JULY –– SQUARE FORMAT – entry date June 10
It’s Hip to be Square! Using the square format encourages the eye to move around the frame in a circle. The rule-of-thirds becomes more or less irrelevant – a composition with the subject placed in the centre or close to one of the edges work well with a square crop as the eye is naturally drawn to the centre of the frame.
Scenes that contain a lot of symmetry are often great candidates for a square crop since the aspect ratio of the square crop itself is symmetrical at 1:1. A strong primary diagonal which bisects the square into two equal triangles can create symmetry in a compositional sense.
Still life scenes are great since the focus is unquestionably on the subject at hand. The eye locks in with nowhere else to go.
When it comes to composing within the square frame, the ‘four S’s of composition’: simplicity, subtlety, shape and space become stronger in the square format.
Simplicity: Keep the composition as simple as possible by eliminating distractions, so that your main subject is the focus of attention. This may mean getting closer to your subject so that the background is less cluttered. Another technique is to use a wide aperture to throw the background out of focus.
Subtlety: You can create more sophisticated images by cultivating an awareness of subtlety. Both light and colour, the building blocks of colour images, can be subtle as well as strong but black and white images can be even more subtle thanks to the lack of colour. In black and white, shapes and lines become more prominent without the distraction of colour – black and white seems to make the most attractive elements of the square format even stronger.
Shape: Shapes become stronger in the square format especially when you simplify the composition. Look for geometric shapes such as circles, squares, rectangles and triangles.
Space: Negative space is the term used to describe the empty space in an image around the subject. Sometimes you can create atmosphere or emphasise the shape of the subject by including negative space around it. In the rectangular frame, this can be difficult to do as it results in a lot of empty space.

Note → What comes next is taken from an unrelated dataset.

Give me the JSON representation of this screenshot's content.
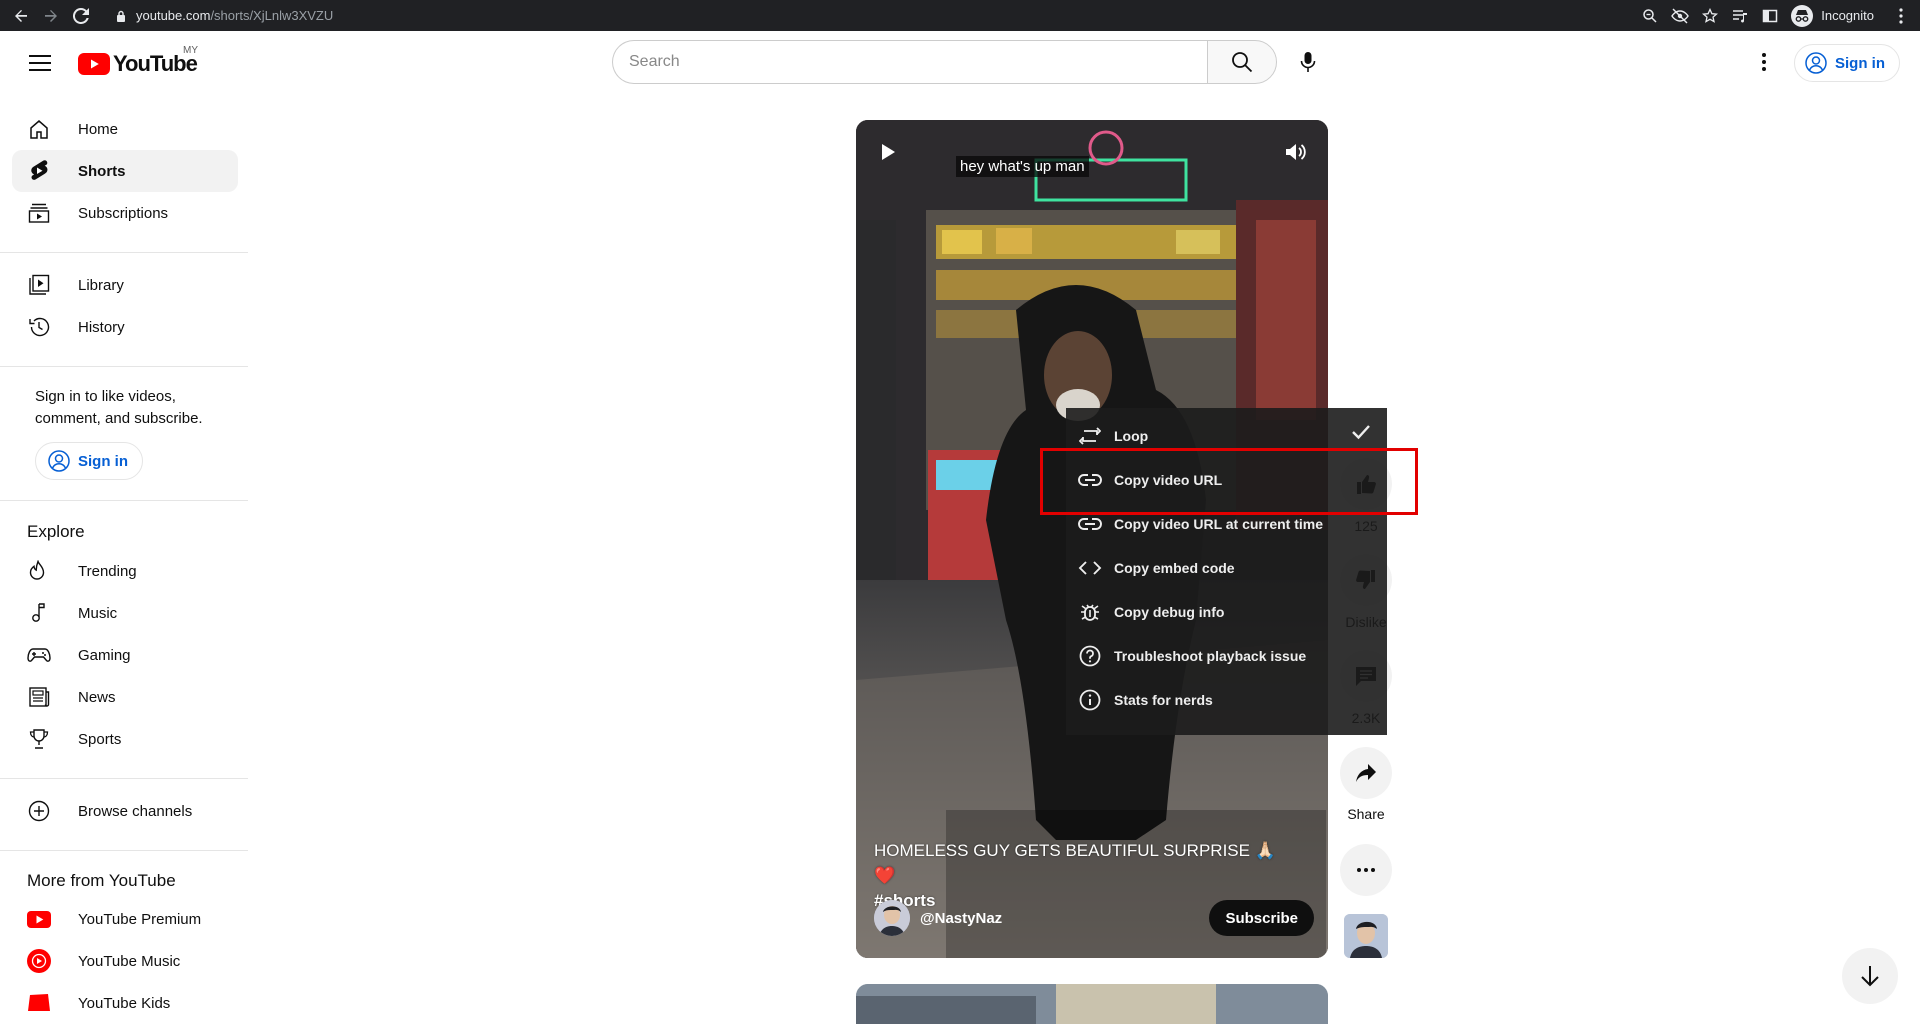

But it can be very effective in the square format.
JULY – DREWERY CUP – entry date June 10
- The award will be known as the DREWERY CUP and will be competed for annually, to encourage members to develop an interest in photojournalism and to increase their skill in this aspect.
- The cup will be awarded for the best image, or for a set of not less than three (3) or more than six (6) images in the same media. Sets must illustrate a specific theme.
- Prints may be of any size, and may be attached collectively to a single mount of any shape, but not exceeding 40cm x 50cm (16” x 20”). The mount may be arranged so as to fold.
- Each set must be clearly captioned, indicating its theme. In print entries this should be on the face of the mount. For projected image entries, two copies of the captions must be provided, preferably typed and double spaced.
- Entries will be judged by a person experienced in photojournalism. Such person need not be a PSNZ Panel Judge.
- Entries will be judged to a high standard and no award will be made in any year if, in the opinion of the judge, a sufficient standard has not been reached.
- If two images in a set are so similar as to be considered by the judge as repetition inconsistent with the theme, the second image shall be disregarded when assessing the set.
- Not more than three (3) sets or three (3) individual images over all media may be submitted by any one member. Images entered in this competition are also eligible for entry in the monthly competitions.
Blue – entry date July 8
AUGUST COMPETITION– BLUE
- The hue of the portion of the visible spectrum lying between green and indigo evoked in a human observer by radiant energy with wavelengths of approximately 420 to 500 nanometres.
- The colour blue is as cool as one can get. The oceans, sky, seasons all symbolise blue.
- Psychologically the colour blue can calm your senses, show truth, and provoke inspiration and spirituality.
- Creative artists even paint their rooms in blue.
- It’s cold; it creates tenderness, a gentle breeze or a soothing dream.
- Blue creates a sense for love. Shades of blue increase caring, personal thoughts and make the person feel dynamic and dramatic. It is so much energy.
- How people use blue across the globe: In India, Lord Krishna has been depicted to have blue skin colour.
Blue = Sacrifice in Aztec Culture. In Greece they wear blue as they believe it protects them. Blue is colour of Paradise in Iran and even more…